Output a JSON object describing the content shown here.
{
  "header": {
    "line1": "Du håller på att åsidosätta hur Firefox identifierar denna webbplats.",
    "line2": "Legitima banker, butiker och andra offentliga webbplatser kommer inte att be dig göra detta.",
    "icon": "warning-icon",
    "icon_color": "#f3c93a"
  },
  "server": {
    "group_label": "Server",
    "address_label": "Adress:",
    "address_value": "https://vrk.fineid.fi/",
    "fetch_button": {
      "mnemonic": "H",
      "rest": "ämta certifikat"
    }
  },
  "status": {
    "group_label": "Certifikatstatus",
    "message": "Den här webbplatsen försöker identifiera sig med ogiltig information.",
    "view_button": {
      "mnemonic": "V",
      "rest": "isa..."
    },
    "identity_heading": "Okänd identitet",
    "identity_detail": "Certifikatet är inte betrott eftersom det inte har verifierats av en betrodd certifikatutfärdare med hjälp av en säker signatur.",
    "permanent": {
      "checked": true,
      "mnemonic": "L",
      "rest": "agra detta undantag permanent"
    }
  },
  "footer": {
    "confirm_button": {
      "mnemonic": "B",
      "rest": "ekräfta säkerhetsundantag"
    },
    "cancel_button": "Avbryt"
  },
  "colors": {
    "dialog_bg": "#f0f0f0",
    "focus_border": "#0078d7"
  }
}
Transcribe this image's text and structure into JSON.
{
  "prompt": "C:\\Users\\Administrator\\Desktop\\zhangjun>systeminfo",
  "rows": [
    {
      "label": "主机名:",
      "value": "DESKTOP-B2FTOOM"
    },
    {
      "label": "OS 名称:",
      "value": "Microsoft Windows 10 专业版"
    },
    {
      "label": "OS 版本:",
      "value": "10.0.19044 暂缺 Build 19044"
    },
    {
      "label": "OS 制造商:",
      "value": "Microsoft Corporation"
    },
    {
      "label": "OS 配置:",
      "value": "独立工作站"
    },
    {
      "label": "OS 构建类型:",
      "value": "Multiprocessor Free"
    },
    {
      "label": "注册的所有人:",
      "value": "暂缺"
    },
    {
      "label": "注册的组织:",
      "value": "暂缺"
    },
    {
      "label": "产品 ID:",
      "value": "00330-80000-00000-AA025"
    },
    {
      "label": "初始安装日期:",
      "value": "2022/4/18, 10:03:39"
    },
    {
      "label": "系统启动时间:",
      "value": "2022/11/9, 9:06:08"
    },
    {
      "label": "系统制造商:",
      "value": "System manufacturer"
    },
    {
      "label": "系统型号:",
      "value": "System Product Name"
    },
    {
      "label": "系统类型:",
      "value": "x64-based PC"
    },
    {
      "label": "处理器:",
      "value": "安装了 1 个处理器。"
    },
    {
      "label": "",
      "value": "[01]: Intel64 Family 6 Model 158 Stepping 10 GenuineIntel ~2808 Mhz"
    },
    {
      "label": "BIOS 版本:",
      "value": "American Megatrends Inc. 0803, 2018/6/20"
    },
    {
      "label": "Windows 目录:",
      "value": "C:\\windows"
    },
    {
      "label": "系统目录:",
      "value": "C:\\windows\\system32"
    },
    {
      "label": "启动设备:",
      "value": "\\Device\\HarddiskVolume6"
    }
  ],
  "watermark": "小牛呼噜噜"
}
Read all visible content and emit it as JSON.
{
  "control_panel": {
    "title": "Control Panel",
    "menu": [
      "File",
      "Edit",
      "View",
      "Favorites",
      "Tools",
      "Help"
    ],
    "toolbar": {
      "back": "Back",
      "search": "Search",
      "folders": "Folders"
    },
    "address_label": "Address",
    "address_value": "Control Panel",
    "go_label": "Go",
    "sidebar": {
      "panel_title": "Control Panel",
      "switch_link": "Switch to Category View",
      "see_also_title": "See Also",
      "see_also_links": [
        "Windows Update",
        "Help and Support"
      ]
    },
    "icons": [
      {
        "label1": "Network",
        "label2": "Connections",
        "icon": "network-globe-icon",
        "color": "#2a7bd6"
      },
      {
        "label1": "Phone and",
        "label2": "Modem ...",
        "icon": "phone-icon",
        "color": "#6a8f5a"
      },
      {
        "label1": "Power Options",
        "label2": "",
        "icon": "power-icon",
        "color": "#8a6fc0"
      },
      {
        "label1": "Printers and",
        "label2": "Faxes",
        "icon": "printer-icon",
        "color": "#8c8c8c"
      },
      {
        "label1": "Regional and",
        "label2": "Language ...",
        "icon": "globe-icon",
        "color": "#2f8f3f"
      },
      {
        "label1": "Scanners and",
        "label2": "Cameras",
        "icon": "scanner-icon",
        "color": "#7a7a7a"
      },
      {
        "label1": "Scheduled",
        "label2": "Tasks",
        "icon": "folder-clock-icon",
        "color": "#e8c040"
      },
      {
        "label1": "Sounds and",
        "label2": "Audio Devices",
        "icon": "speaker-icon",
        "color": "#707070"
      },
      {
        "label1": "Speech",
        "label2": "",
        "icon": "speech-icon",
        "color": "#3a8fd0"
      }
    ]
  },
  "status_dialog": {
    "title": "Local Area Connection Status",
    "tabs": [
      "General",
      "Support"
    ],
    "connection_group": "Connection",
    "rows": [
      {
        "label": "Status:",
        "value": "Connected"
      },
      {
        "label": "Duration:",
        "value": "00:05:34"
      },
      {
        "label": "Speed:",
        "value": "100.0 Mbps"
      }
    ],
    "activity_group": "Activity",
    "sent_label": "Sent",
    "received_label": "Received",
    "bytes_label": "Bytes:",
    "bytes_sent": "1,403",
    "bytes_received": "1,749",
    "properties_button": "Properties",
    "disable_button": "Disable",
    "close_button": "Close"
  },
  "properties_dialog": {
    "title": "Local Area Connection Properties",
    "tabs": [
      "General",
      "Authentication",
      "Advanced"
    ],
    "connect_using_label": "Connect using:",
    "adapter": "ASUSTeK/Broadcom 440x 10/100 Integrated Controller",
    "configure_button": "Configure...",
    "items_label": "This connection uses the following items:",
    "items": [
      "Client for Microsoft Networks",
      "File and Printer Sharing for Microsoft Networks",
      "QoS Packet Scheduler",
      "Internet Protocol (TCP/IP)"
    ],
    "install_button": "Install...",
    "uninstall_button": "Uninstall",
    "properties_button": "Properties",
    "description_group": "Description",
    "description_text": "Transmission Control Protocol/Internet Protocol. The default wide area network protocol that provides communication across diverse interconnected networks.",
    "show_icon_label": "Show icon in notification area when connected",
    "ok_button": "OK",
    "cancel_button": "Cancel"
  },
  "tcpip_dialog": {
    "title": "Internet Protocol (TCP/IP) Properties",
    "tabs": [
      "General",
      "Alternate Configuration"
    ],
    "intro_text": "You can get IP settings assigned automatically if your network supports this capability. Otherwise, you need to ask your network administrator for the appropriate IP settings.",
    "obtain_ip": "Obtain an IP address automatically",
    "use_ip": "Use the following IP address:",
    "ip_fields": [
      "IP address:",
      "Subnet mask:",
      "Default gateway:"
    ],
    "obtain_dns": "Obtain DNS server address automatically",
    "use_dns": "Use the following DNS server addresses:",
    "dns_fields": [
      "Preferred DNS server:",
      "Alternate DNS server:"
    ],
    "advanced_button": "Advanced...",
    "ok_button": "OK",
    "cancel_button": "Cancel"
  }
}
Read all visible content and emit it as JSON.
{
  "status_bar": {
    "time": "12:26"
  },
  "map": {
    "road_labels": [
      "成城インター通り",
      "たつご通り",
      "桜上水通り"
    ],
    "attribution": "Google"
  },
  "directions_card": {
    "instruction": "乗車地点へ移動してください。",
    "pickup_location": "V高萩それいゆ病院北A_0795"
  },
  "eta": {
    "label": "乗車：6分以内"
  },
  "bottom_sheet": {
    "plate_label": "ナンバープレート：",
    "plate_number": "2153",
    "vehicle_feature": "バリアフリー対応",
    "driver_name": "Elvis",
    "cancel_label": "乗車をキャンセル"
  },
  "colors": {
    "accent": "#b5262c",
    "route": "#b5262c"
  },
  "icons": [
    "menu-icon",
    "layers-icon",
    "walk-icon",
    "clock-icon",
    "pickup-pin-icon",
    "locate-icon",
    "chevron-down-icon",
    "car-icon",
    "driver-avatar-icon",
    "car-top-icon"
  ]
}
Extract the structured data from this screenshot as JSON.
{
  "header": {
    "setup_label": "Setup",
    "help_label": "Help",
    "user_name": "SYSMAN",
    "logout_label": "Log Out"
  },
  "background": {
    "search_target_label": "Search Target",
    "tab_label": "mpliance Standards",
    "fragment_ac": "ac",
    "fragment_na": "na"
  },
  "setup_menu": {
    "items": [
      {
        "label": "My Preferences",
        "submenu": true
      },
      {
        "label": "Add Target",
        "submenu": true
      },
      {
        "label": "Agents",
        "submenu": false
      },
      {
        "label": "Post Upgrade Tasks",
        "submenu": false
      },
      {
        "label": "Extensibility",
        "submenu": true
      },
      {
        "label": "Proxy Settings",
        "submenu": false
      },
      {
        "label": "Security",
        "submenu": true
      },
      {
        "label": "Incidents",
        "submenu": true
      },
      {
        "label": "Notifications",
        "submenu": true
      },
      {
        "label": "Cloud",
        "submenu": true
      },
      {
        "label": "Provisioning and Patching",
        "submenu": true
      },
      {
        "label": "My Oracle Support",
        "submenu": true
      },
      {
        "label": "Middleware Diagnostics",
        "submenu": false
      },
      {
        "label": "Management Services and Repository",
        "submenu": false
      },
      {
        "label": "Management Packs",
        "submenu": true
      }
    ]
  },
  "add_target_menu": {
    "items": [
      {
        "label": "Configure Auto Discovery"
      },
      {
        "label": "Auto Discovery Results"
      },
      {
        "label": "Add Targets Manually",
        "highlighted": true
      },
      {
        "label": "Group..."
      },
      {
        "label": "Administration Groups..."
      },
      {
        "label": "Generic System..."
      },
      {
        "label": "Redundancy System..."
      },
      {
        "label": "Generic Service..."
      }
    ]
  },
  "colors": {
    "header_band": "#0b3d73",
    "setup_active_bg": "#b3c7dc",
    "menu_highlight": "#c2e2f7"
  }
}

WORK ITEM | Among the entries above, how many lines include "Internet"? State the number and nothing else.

OUTPUT FOR THIS TASK | 3